Items from an interface collection:
-- Opening Marker --
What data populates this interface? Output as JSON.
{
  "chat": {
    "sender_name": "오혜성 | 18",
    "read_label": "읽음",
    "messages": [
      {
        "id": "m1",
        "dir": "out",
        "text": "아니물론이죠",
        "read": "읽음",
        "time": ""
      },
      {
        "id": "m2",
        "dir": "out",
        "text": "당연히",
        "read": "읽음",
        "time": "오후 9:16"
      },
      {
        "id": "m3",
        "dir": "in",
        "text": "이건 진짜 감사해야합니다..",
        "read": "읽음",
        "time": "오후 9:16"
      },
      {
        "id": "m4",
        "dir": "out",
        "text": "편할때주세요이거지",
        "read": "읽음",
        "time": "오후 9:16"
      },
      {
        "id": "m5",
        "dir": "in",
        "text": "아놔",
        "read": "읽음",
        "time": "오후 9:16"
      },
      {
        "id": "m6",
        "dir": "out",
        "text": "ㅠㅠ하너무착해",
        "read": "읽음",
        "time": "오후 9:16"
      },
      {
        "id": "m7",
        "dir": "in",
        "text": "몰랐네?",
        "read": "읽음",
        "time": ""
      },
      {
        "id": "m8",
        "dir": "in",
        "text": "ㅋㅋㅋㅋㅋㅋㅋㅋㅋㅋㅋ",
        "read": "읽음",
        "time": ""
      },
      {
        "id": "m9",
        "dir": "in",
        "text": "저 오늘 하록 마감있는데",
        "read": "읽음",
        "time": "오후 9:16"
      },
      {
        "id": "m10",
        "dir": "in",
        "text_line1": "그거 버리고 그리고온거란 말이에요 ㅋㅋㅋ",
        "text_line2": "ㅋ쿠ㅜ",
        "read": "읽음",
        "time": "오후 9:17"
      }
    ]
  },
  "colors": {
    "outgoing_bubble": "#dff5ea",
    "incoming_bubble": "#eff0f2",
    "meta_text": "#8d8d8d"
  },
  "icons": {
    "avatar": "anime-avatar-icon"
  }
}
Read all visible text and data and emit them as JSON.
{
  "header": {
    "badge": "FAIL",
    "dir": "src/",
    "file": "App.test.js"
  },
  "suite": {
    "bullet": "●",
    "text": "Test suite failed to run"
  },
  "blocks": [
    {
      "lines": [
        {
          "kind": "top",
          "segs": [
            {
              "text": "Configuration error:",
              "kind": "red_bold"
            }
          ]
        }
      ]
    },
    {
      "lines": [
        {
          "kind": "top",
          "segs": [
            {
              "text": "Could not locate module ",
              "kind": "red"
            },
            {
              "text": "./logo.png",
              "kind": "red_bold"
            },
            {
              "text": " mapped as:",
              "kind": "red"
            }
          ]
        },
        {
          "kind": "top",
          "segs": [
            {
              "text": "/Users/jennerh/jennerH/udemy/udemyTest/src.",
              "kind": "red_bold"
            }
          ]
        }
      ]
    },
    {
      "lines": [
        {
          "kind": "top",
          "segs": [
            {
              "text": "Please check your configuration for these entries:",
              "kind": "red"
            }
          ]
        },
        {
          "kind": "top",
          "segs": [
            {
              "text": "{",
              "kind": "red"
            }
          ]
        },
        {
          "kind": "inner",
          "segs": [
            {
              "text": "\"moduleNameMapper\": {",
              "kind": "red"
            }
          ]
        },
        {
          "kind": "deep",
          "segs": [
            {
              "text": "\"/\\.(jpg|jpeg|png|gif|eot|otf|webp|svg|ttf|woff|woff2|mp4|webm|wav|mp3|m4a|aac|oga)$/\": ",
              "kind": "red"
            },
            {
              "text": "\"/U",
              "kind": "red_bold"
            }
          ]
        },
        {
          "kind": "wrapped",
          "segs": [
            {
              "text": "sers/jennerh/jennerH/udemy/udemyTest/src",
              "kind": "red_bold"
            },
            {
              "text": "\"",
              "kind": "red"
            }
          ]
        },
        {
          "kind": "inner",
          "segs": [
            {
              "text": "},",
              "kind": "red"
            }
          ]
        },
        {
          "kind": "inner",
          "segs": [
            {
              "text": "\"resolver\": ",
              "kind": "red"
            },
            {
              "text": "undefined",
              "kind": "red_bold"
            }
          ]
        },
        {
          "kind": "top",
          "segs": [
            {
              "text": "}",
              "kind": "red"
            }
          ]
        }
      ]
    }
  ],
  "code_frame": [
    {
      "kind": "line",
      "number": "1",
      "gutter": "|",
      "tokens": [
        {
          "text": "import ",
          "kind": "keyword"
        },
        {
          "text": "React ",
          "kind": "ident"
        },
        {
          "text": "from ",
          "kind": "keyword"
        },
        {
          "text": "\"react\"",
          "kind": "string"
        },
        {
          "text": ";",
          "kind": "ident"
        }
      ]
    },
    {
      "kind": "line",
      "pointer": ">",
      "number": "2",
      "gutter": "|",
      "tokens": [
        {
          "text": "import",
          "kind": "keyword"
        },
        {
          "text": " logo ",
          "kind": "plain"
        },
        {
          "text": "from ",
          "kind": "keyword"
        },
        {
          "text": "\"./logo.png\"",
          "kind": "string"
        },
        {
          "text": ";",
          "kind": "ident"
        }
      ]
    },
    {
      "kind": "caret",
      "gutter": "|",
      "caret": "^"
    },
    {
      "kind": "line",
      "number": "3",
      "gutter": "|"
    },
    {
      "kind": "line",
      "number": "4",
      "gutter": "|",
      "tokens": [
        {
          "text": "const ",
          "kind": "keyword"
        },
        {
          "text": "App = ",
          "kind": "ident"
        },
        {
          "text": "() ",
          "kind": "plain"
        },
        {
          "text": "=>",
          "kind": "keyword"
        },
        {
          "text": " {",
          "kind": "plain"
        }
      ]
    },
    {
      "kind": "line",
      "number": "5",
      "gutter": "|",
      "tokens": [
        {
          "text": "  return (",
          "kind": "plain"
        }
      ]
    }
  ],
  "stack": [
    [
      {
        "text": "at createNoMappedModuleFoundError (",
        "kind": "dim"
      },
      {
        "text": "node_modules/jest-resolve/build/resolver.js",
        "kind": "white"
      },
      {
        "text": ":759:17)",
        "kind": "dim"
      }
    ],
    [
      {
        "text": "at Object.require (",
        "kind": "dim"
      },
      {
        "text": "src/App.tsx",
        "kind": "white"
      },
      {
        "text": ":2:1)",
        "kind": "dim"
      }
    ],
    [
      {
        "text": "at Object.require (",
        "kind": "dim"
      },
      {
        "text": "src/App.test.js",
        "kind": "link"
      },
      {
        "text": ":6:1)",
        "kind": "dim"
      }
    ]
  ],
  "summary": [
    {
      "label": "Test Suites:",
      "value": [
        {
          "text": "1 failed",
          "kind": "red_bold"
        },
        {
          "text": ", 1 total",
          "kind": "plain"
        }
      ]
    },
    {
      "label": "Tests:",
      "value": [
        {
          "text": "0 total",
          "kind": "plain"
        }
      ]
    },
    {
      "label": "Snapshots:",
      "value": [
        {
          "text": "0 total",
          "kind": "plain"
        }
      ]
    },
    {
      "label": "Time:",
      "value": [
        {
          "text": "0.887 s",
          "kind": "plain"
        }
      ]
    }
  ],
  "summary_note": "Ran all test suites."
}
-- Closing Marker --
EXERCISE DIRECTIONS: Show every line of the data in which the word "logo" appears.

RESULT OF THIS TASK:
              "text": "./logo.png",
          "text": " logo ",
          "text": "\"./logo.png\"",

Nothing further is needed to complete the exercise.